§ **Task to complete**: Where a picture occurs in the data, omit it, and copy all remaining data exactly.

Excerpts from an interface dataset:
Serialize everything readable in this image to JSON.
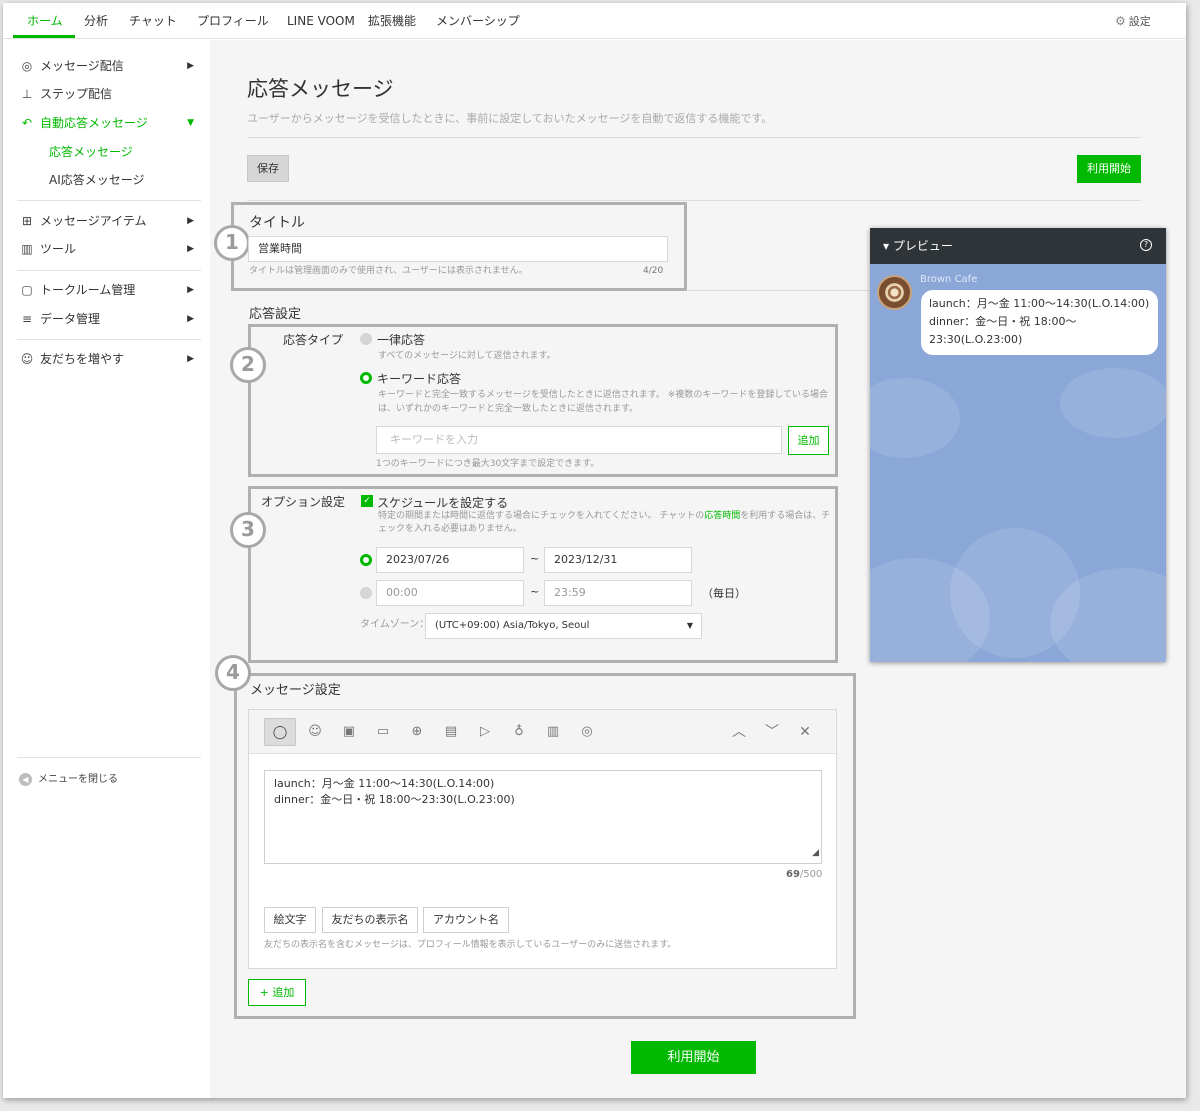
{
  "topnav": {
    "tabs": [
      "ホーム",
      "分析",
      "チャット",
      "プロフィール",
      "LINE VOOM",
      "拡張機能",
      "メンバーシップ"
    ],
    "settings_label": "設定"
  },
  "sidebar": {
    "items": [
      {
        "label": "メッセージ配信"
      },
      {
        "label": "ステップ配信"
      },
      {
        "label": "自動応答メッセージ"
      },
      {
        "label": "メッセージアイテム"
      },
      {
        "label": "ツール"
      },
      {
        "label": "トークルーム管理"
      },
      {
        "label": "データ管理"
      },
      {
        "label": "友だちを増やす"
      }
    ],
    "sub_items": [
      "応答メッセージ",
      "AI応答メッセージ"
    ],
    "close_label": "メニューを閉じる"
  },
  "page": {
    "title": "応答メッセージ",
    "description": "ユーザーからメッセージを受信したときに、事前に設定しておいたメッセージを自動で返信する機能です。",
    "save_label": "保存",
    "start_label": "利用開始"
  },
  "badges": [
    "1",
    "2",
    "3",
    "4"
  ],
  "title_section": {
    "label": "タイトル",
    "value": "営業時間",
    "hint": "タイトルは管理画面のみで使用され、ユーザーには表示されません。",
    "counter": "4/20"
  },
  "response_settings": {
    "heading": "応答設定",
    "type_label": "応答タイプ",
    "option_all": "一律応答",
    "option_all_hint": "すべてのメッセージに対して返信されます。",
    "option_keyword": "キーワード応答",
    "option_keyword_hint_1": "キーワードと完全一致するメッセージを受信したときに返信されます。 ※複数のキーワードを登録している場合",
    "option_keyword_hint_2": "は、いずれかのキーワードと完全一致したときに返信されます。",
    "keyword_placeholder": "キーワードを入力",
    "add_label": "追加",
    "keyword_hint": "1つのキーワードにつき最大30文字まで設定できます。"
  },
  "option_settings": {
    "label": "オプション設定",
    "schedule_label": "スケジュールを設定する",
    "hint_1a": "特定の期間または時間に返信する場合にチェックを入れてください。 チャットの",
    "hint_1_link": "応答時間",
    "hint_1b": "を利用する場合は、チ",
    "hint_2": "ェックを入れる必要はありません。",
    "date_start": "2023/07/26",
    "date_end": "2023/12/31",
    "tilde": "~",
    "time_start": "00:00",
    "time_end": "23:59",
    "daily_label": "（毎日）",
    "timezone_label": "タイムゾーン：",
    "timezone_value": "(UTC+09:00) Asia/Tokyo, Seoul"
  },
  "message_settings": {
    "heading": "メッセージ設定",
    "text_lines": [
      "launch：月～金 11:00～14:30(L.O.14:00)",
      "dinner：金～日・祝 18:00～23:30(L.O.23:00)"
    ],
    "counter_used": "69",
    "counter_max": "/500",
    "insert_buttons": [
      "絵文字",
      "友だちの表示名",
      "アカウント名"
    ],
    "insert_hint": "友だちの表示名を含むメッセージは、プロフィール情報を表示しているユーザーのみに送信されます。",
    "add_label": "+ 追加"
  },
  "preview": {
    "title": "プレビュー",
    "account_name": "Brown Cafe",
    "bubble_lines": [
      "launch：月～金 11:00～14:30(L.O.14:00)",
      "dinner：金～日・祝 18:00～",
      "23:30(L.O.23:00)"
    ]
  },
  "colors": {
    "accent": "#00b900",
    "preview_bg": "#8aa7d8",
    "preview_header": "#2f3438",
    "annotation": "#b0b0b0"
  }
}
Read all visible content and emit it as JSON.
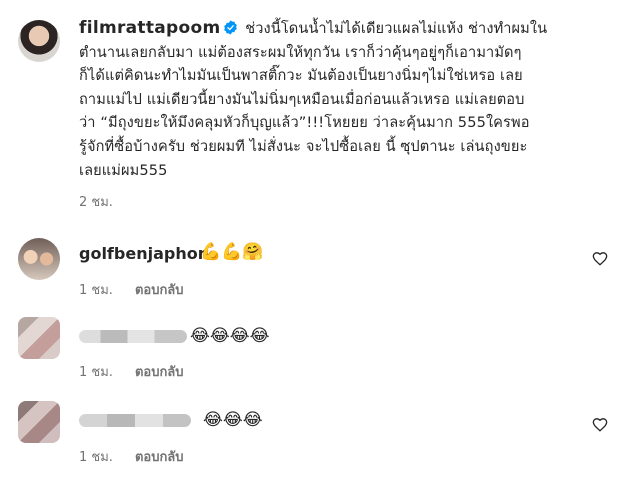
{
  "post": {
    "username": "filmrattapoom",
    "caption_lines": [
      "ช่วงนี้โดนน้ำไม่ได้เดียวแผลไม่แห้ง ช่างทำผมใน",
      "ตำนานเลยกลับมา แม่ต้องสระผมให้ทุกวัน เราก็ว่าคุ้นๆอยู่ๆก็เอามามัดๆ",
      "ก็ได้แต่คิดนะทำไมมันเป็นพาสติ๊กวะ มันต้องเป็นยางนิ่มๆไม่ใช่เหรอ เลย",
      "ถามแม่ไป แม่เดียวนี้ยางมันไม่นิ่มๆเหมือนเมื่อก่อนแล้วเหรอ แม่เลยตอบ",
      "ว่า “มีถุงขยะให้มึงคลุมหัวก็บุญแล้ว”!!!โหยยย ว่าละคุ้นมาก 555ใครพอ",
      "รู้จักที่ซื้อบ้างครับ ช่วยผมที ไม่สั่งนะ จะไปซื้อเลย นี้ ซุปตานะ เล่นถุงขยะ",
      "เลยแม่ผม555"
    ],
    "time": "2 ชม."
  },
  "comments": [
    {
      "username": "golfbenjaphon",
      "text": "💪💪🤗",
      "time": "1 ชม.",
      "reply_label": "ตอบกลับ"
    },
    {
      "username": "",
      "text": "😂😂😂😂",
      "time": "1 ชม.",
      "reply_label": "ตอบกลับ"
    },
    {
      "username": "",
      "text": "😂😂😂",
      "time": "1 ชม.",
      "reply_label": "ตอบกลับ"
    }
  ],
  "icons": {
    "verified": "verified-badge-icon",
    "like": "heart-icon"
  },
  "colors": {
    "verified": "#0095f6",
    "text": "#262626",
    "secondary": "#737373"
  }
}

§ **Your solution**:
Serialize everything readable in this image to JSON.
{
  "topnav": {
    "tabs": [
      "ホーム",
      "分析",
      "チャット",
      "プロフィール",
      "LINE VOOM",
      "拡張機能",
      "メンバーシップ"
    ],
    "settings_label": "設定"
  },
  "sidebar": {
    "items": [
      {
        "label": "メッセージ配信"
      },
      {
        "label": "ステップ配信"
      },
      {
        "label": "自動応答メッセージ"
      },
      {
        "label": "メッセージアイテム"
      },
      {
        "label": "ツール"
      },
      {
        "label": "トークルーム管理"
      },
      {
        "label": "データ管理"
      },
      {
        "label": "友だちを増やす"
      }
    ],
    "sub_items": [
      "応答メッセージ",
      "AI応答メッセージ"
    ],
    "close_label": "メニューを閉じる"
  },
  "page": {
    "title": "応答メッセージ",
    "description": "ユーザーからメッセージを受信したときに、事前に設定しておいたメッセージを自動で返信する機能です。",
    "save_label": "保存",
    "start_label": "利用開始"
  },
  "badges": [
    "1",
    "2",
    "3",
    "4"
  ],
  "title_section": {
    "label": "タイトル",
    "value": "営業時間",
    "hint": "タイトルは管理画面のみで使用され、ユーザーには表示されません。",
    "counter": "4/20"
  },
  "response_settings": {
    "heading": "応答設定",
    "type_label": "応答タイプ",
    "option_all": "一律応答",
    "option_all_hint": "すべてのメッセージに対して返信されます。",
    "option_keyword": "キーワード応答",
    "option_keyword_hint_1": "キーワードと完全一致するメッセージを受信したときに返信されます。 ※複数のキーワードを登録している場合",
    "option_keyword_hint_2": "は、いずれかのキーワードと完全一致したときに返信されます。",
    "keyword_placeholder": "キーワードを入力",
    "add_label": "追加",
    "keyword_hint": "1つのキーワードにつき最大30文字まで設定できます。"
  },
  "option_settings": {
    "label": "オプション設定",
    "schedule_label": "スケジュールを設定する",
    "hint_1a": "特定の期間または時間に返信する場合にチェックを入れてください。 チャットの",
    "hint_1_link": "応答時間",
    "hint_1b": "を利用する場合は、チ",
    "hint_2": "ェックを入れる必要はありません。",
    "date_start": "2023/07/26",
    "date_end": "2023/12/31",
    "tilde": "~",
    "time_start": "00:00",
    "time_end": "23:59",
    "daily_label": "（毎日）",
    "timezone_label": "タイムゾーン：",
    "timezone_value": "(UTC+09:00) Asia/Tokyo, Seoul"
  },
  "message_settings": {
    "heading": "メッセージ設定",
    "text_lines": [
      "launch：月～金 11:00～14:30(L.O.14:00)",
      "dinner：金～日・祝 18:00～23:30(L.O.23:00)"
    ],
    "counter_used": "69",
    "counter_max": "/500",
    "insert_buttons": [
      "絵文字",
      "友だちの表示名",
      "アカウント名"
    ],
    "insert_hint": "友だちの表示名を含むメッセージは、プロフィール情報を表示しているユーザーのみに送信されます。",
    "add_label": "+ 追加"
  },
  "preview": {
    "title": "プレビュー",
    "account_name": "Brown Cafe",
    "bubble_lines": [
      "launch：月～金 11:00～14:30(L.O.14:00)",
      "dinner：金～日・祝 18:00～",
      "23:30(L.O.23:00)"
    ]
  },
  "colors": {
    "accent": "#00b900",
    "preview_bg": "#8aa7d8",
    "preview_header": "#2f3438",
    "annotation": "#b0b0b0"
  }
}
Read all visible content and emit it as JSON.
{
  "post": {
    "username": "filmrattapoom",
    "caption_lines": [
      "ช่วงนี้โดนน้ำไม่ได้เดียวแผลไม่แห้ง ช่างทำผมใน",
      "ตำนานเลยกลับมา แม่ต้องสระผมให้ทุกวัน เราก็ว่าคุ้นๆอยู่ๆก็เอามามัดๆ",
      "ก็ได้แต่คิดนะทำไมมันเป็นพาสติ๊กวะ มันต้องเป็นยางนิ่มๆไม่ใช่เหรอ เลย",
      "ถามแม่ไป แม่เดียวนี้ยางมันไม่นิ่มๆเหมือนเมื่อก่อนแล้วเหรอ แม่เลยตอบ",
      "ว่า “มีถุงขยะให้มึงคลุมหัวก็บุญแล้ว”!!!โหยยย ว่าละคุ้นมาก 555ใครพอ",
      "รู้จักที่ซื้อบ้างครับ ช่วยผมที ไม่สั่งนะ จะไปซื้อเลย นี้ ซุปตานะ เล่นถุงขยะ",
      "เลยแม่ผม555"
    ],
    "time": "2 ชม."
  },
  "comments": [
    {
      "username": "golfbenjaphon",
      "text": "💪💪🤗",
      "time": "1 ชม.",
      "reply_label": "ตอบกลับ"
    },
    {
      "username": "",
      "text": "😂😂😂😂",
      "time": "1 ชม.",
      "reply_label": "ตอบกลับ"
    },
    {
      "username": "",
      "text": "😂😂😂",
      "time": "1 ชม.",
      "reply_label": "ตอบกลับ"
    }
  ],
  "icons": {
    "verified": "verified-badge-icon",
    "like": "heart-icon"
  },
  "colors": {
    "verified": "#0095f6",
    "text": "#262626",
    "secondary": "#737373"
  }
}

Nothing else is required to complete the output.